Researchers at the Missouri University of Science and Technology researched these eyedrops and have discovered that they are an improvement over a separate experimental treatment using N-acetylcysteine (NAC), due to easier movement across cell membranes, permitting low dosages of the medicine to be just as efficient.
Dr. Nuran Ercal, head researcher and the Richard K. Vitek/Foundation for Chemical Research Endowed Chair in Biochemistry and professor of chemistry at Missouri S&T, explains:
“NACA’s characteristics as a drug were improved over NAC by neutralizing the carboxylic group of NAC, which makes the NACA pass cellular membranes easily. And because NACA can be administered at a lower dose, the drug has a greater therapeutic index and lowers the risk of side effects traditionally associated with NAC. NACA is also an excellent source of glutathione, a cell’s main antioxidant power, which is diminished during degenerative eye disorders.”
Age-related eye disorders that induce vision loss are common, affecting over 30 million people in the United States, and are projected to double in the coming years. It has been noted in previous studies that a lack of anti-oxidants can put you at a higher risk for eye diseases such as macular degeneration.
Cataracts are cloudy areas that appear in the normally clear lens inside the eye. Usually, a clear lens allows light to pass through to the back of the eye, allowing the appearance of well-defined images. When a portion of the lens becomes nontransparent, light cannot pass through easily and a person’s vision becomes blurred. The cloudier the lens becomes, the worse the person’s vision will be.
Eye surgery to treat cataracts has annual costs of over $9 billion in the U.S. The total cost spent on services pertaining to vision problems is more than $20 billion.

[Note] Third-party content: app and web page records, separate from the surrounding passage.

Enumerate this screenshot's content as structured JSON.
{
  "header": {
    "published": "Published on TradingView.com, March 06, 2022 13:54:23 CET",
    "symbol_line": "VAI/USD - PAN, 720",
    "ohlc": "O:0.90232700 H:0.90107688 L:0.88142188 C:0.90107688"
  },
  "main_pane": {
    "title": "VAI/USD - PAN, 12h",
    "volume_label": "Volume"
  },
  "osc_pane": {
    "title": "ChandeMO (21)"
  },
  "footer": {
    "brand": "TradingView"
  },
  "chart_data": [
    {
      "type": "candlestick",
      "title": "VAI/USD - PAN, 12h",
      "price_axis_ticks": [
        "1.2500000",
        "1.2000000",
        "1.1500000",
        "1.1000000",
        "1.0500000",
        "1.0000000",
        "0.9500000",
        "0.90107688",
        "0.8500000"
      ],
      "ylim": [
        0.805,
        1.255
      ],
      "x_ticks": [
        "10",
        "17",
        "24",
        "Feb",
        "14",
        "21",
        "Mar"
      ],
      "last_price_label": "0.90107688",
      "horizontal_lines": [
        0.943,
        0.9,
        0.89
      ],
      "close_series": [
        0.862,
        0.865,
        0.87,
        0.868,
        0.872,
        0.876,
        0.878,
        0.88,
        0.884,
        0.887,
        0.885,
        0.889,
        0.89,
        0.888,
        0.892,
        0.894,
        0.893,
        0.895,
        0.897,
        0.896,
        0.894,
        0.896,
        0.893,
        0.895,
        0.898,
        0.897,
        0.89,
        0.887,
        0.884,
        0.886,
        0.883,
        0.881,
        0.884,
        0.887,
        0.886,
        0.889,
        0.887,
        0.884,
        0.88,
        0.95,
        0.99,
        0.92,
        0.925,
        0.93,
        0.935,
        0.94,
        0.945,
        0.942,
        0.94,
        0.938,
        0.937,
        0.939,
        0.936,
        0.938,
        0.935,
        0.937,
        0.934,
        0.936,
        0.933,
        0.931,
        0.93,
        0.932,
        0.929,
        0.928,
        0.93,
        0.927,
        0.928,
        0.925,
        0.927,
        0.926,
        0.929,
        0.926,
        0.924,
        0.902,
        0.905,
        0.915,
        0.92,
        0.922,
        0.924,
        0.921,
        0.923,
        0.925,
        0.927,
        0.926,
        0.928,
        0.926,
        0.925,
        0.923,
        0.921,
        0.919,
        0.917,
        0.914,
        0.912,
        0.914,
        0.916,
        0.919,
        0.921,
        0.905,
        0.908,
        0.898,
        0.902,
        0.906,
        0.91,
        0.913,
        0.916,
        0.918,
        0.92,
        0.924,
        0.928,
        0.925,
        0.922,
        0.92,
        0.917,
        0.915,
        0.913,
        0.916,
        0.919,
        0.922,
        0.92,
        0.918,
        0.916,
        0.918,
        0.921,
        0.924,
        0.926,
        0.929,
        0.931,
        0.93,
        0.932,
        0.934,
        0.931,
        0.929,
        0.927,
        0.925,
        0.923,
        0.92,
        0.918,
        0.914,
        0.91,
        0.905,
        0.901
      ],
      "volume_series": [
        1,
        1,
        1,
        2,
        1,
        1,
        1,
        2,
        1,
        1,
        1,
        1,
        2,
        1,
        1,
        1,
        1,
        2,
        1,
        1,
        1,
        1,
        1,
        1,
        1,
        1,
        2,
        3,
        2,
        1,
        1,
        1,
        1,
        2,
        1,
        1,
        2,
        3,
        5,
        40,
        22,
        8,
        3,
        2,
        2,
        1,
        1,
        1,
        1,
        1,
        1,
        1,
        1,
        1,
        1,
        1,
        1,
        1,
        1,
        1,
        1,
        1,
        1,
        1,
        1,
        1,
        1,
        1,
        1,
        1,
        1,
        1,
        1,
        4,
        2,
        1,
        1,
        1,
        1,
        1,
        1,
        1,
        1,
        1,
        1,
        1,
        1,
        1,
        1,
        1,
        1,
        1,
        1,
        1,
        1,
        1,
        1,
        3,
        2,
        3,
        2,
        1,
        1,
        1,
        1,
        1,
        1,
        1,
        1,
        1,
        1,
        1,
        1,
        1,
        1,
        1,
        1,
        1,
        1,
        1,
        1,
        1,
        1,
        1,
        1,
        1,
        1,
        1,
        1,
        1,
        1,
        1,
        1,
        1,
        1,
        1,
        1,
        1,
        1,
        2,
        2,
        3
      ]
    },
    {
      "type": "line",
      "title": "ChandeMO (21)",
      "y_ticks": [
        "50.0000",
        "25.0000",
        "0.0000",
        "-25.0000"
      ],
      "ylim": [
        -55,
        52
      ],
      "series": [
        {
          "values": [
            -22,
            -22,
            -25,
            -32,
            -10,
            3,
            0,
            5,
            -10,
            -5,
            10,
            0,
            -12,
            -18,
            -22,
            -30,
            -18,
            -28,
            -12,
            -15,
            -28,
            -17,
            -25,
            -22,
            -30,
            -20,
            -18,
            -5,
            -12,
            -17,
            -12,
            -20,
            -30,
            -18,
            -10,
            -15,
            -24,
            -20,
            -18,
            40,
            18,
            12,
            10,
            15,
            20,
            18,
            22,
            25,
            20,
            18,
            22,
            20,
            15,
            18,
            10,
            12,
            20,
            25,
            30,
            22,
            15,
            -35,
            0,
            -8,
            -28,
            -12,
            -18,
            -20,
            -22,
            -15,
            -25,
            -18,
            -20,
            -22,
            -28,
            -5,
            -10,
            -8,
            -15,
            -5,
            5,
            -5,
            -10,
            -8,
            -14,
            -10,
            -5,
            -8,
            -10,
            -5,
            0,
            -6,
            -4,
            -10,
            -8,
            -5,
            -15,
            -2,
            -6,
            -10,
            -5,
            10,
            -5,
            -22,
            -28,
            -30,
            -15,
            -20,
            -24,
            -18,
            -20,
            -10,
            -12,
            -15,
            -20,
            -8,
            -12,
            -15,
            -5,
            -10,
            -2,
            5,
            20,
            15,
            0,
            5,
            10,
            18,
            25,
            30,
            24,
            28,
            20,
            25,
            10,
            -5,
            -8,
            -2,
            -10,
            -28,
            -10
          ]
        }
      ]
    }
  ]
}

“NACA eye drops could drastically reduce these costs and represent an alternative to costly surgery, while greatly improving the quality of life for those afflicted.”
Ercal and her investigators have long been experimenting with NACA regarding lead poisoning, HIV-related issues and other toxicities and have just recently started testing it on eye disorders.
Building upon previous research by her colleagues that questions if growth of cataracts can slow in rats by treatment with NACA, rats were first given L-buthionine-S,R-sulfoximine (BSO), a solution that causes cataracts to form. The NACA solution prevented cataracts from forming and will now be tested further to see if degeneration reversal is possible.
Ercal says further work in this area will help set up appropriate dosage and frequency, identify side effects, and other factors. With the use of animal subjects, the viability of human usage may become a reality.
Written by Kelly Fitzgerald